Typical Steps in Arbitration
The process of arbitration differs among cases. The following is a list of the main steps in arbitration, however, it should not be viewed as an exhaustive list.
- Initiating the Arbitration – A request by one party for a dispute to be referred to arbitration.
- Appointment of Arbitrator – Arbitrators may be appointed by one of three ways: (1) Directly by the disputing parties, (2) By existing tribunal members (For example, each, each side appoints one arbitrator and then the arbitrators appoint a third), (3) By an external party (For example, the court or an individual or institution nominated by the parties).
- Preliminary Meeting – It is a good idea to have a meeting between the arbitrator and the parties, along with their legal counsel, to look over the dispute in question and discuss an appropriate process and timetable.
- Statement of Claim and Response –The claimant sets out a summary of the matters in dispute and the remedy sought in a statement of claim. This is needed to inform the respondent of what needs to be answered. It summarizes the alleged facts but does not include the evidence through which facts are to be proved. The statement of response from the respondent is to admit or deny the claims. There may also be a counterclaim by the respondent, which in turn requires a reply from the claimant. These statements are called the ‘pleadings’. Their purpose is to identify the issues and avoid surprises.

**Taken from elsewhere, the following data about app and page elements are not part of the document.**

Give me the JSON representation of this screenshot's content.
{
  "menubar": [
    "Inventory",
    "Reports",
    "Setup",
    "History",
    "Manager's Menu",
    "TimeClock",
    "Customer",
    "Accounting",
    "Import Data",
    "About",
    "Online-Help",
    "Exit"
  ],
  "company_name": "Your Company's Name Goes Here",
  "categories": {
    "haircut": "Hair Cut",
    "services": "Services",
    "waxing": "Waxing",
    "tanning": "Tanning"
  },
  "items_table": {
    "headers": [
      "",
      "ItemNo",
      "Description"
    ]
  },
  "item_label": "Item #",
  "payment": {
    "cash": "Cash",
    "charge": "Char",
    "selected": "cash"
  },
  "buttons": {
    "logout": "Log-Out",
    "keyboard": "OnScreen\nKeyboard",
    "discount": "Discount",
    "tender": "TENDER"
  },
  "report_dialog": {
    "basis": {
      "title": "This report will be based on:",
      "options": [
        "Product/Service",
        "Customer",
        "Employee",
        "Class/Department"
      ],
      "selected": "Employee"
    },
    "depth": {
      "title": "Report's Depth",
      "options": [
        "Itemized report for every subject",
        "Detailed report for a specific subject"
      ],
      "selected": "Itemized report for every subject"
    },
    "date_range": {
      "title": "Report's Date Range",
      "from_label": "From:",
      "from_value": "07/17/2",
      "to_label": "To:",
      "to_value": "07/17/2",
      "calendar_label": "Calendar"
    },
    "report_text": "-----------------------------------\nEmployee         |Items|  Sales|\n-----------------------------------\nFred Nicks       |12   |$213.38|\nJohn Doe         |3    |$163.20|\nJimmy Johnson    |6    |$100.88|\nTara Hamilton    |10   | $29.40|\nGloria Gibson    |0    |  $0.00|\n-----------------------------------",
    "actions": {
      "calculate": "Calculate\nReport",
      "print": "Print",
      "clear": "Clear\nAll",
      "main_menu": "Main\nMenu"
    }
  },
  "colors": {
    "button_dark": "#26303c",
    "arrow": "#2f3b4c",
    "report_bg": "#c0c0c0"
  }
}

- Discovery and Inspection – These are legal procedures through which the parties investigate background information. Each party is required to list all relevant documents, which are in their control. This is called ‘discovery’. Parties then ‘inspect’ the discovered documents and an agreed-upon selection of documents are prepared for the arbitrator.
- Interchange of Evidence – The written evidence is exchanged and given to the arbitrator for review before the hearing.
- Hearing –The hearing is a meeting in which the arbitrator listens to any oral statements, questioning of witnesses and can ask for clarification of any information. Both parties are entitled to put forward their case and be present while the other side states theirs. A hearing may be avoided, however, if the issues can be dealt with entirely from the documents.
- Legal Submissions – The lawyers of both parties provide the arbitrator with a summary of their evidence and applicable laws. These submissions are made either orally at the hearing or put in writing as soon as the hearing ends.
- Award –The arbitrator considers all the information and makes a decision. An award is written to summarize the proceedings and give the decisions. The award usually includes the arbitrator’s reasons for the decision.